TruBlu Politics lists several Maryland Democratic legislators as their clients. It just so happens that may of these legislators happen to sit on the very legislative committees McIntosh chairs or sits, whether it is the Environmental Matters Committee or the Rules and Executive Nominations Committee. Whether through individual or various campaign slate committees, TruBue Politics has earned quite a bit of money from legislators tied to McIntosh.
Schedule H of the disclosure requires that the filer to list any business entity from they earned income during the filing period.
Either TruBlu Politics failed to make a profit, highly unlikely given it pulled in close to $1 million from Maryland clients according to the state campaign finance database, or McIntosh had an Ulysses Currie moment, or felt no need to disclose the relationship.
As the old Annapolis definition of conflict of interest goes… “if it doesn’t conflict with my interests…”
TruBlu Politics also made a mint off the slots the 2008 referendum, taking in nearly $100,000 from O’Malley’s pro-slots campaign organization For Maryland For Our Future. McIntosh—the anti-slots legislator—pulled $19,000 for her own firm from O’Malley’s pro-slots outfit.
According to this screenshot from the Maryland Department of Assessments and Taxation online database, TruBlu Politics forfeited its status to do business in Maryland in October of 2010 for failure to file a property return in 2009.

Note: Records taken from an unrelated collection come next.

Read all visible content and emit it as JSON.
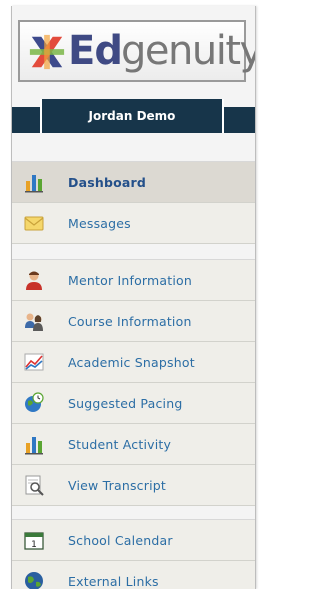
{
  "brand": {
    "prefix": "Ed",
    "suffix": "genuity"
  },
  "user": {
    "name": "Jordan Demo"
  },
  "nav": {
    "groups": [
      {
        "items": [
          {
            "label": "Dashboard",
            "icon": "dashboard-icon",
            "active": true
          },
          {
            "label": "Messages",
            "icon": "envelope-icon",
            "active": false
          }
        ]
      },
      {
        "items": [
          {
            "label": "Mentor Information",
            "icon": "mentor-person-icon"
          },
          {
            "label": "Course Information",
            "icon": "two-people-icon"
          },
          {
            "label": "Academic Snapshot",
            "icon": "line-chart-icon"
          },
          {
            "label": "Suggested Pacing",
            "icon": "globe-clock-icon"
          },
          {
            "label": "Student Activity",
            "icon": "bar-chart-icon"
          },
          {
            "label": "View Transcript",
            "icon": "magnifier-document-icon"
          }
        ]
      },
      {
        "items": [
          {
            "label": "School Calendar",
            "icon": "calendar-icon"
          },
          {
            "label": "External Links",
            "icon": "globe-icon"
          }
        ]
      }
    ]
  },
  "colors": {
    "accent": "#17354a",
    "link": "#2c6ea5",
    "logo_blue": "#3f4a84",
    "logo_gray": "#777777"
  }
}
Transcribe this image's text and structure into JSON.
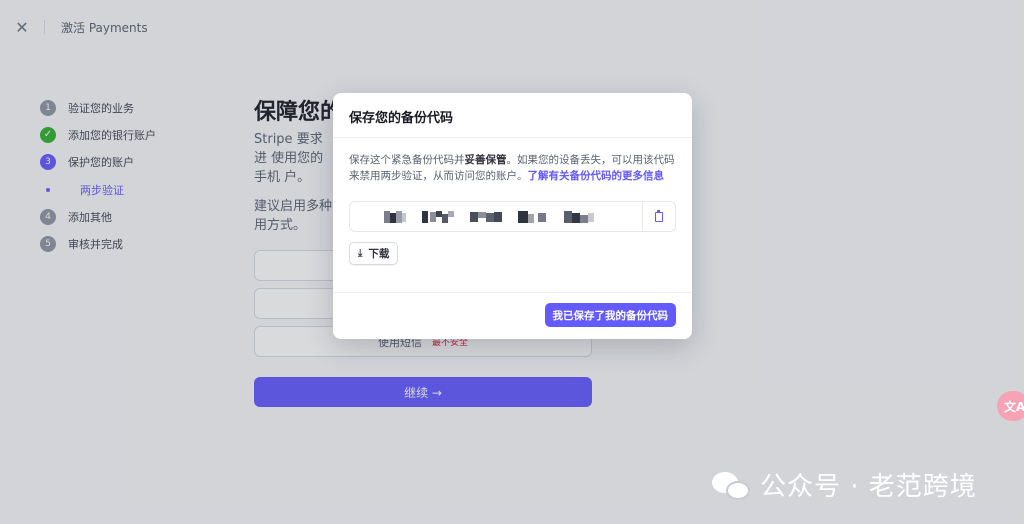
{
  "topbar": {
    "close_icon": "close-icon",
    "title": "激活 Payments"
  },
  "steps": [
    {
      "num": "1",
      "label": "验证您的业务",
      "state": "pending"
    },
    {
      "num": "✓",
      "label": "添加您的银行账户",
      "state": "done"
    },
    {
      "num": "3",
      "label": "保护您的账户",
      "state": "active"
    },
    {
      "label": "两步验证",
      "state": "sub"
    },
    {
      "num": "4",
      "label": "添加其他",
      "state": "pending"
    },
    {
      "num": "5",
      "label": "审核并完成",
      "state": "pending"
    }
  ],
  "main": {
    "heading": "保障您的",
    "desc": "Stripe 要求进 使用您的手机 户。",
    "desc2": "建议启用多种 用方式。",
    "sms_option": "使用短信",
    "sms_warning": "最不安全",
    "continue": "继续 →"
  },
  "modal": {
    "title": "保存您的备份代码",
    "info_before": "保存这个紧急备份代码并",
    "info_bold": "妥善保管",
    "info_after": "。如果您的设备丢失，可以用该代码来禁用两步验证，从而访问您的账户。",
    "info_link": "了解有关备份代码的更多信息",
    "codes_hidden": true,
    "copy_icon": "clipboard-icon",
    "download_icon": "download-icon",
    "download_label": "下载",
    "confirm_label": "我已保存了我的备份代码"
  },
  "translate_icon": "translate-icon",
  "translate_label": "文A",
  "watermark": "公众号 · 老范跨境",
  "colors": {
    "accent": "#635bff",
    "success": "#30b130",
    "danger": "#df1b41"
  }
}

Interestingly though, TruBlu Politics seems to have disappeared from the SDAT database. Only days after the screen grab was taken, a search of the database for TruBlu Politics no longer produces a return.
But as the Currie episode teaches us, none of this is illegal or does it matter, because self-dealing, cronyism, conflicts of interest: it’s all business as usual for the temple monkeys in Annapolis. Ethics, transparency, following the rules, that’s just for us rubes who have the pleasure of paying taxes to fund them.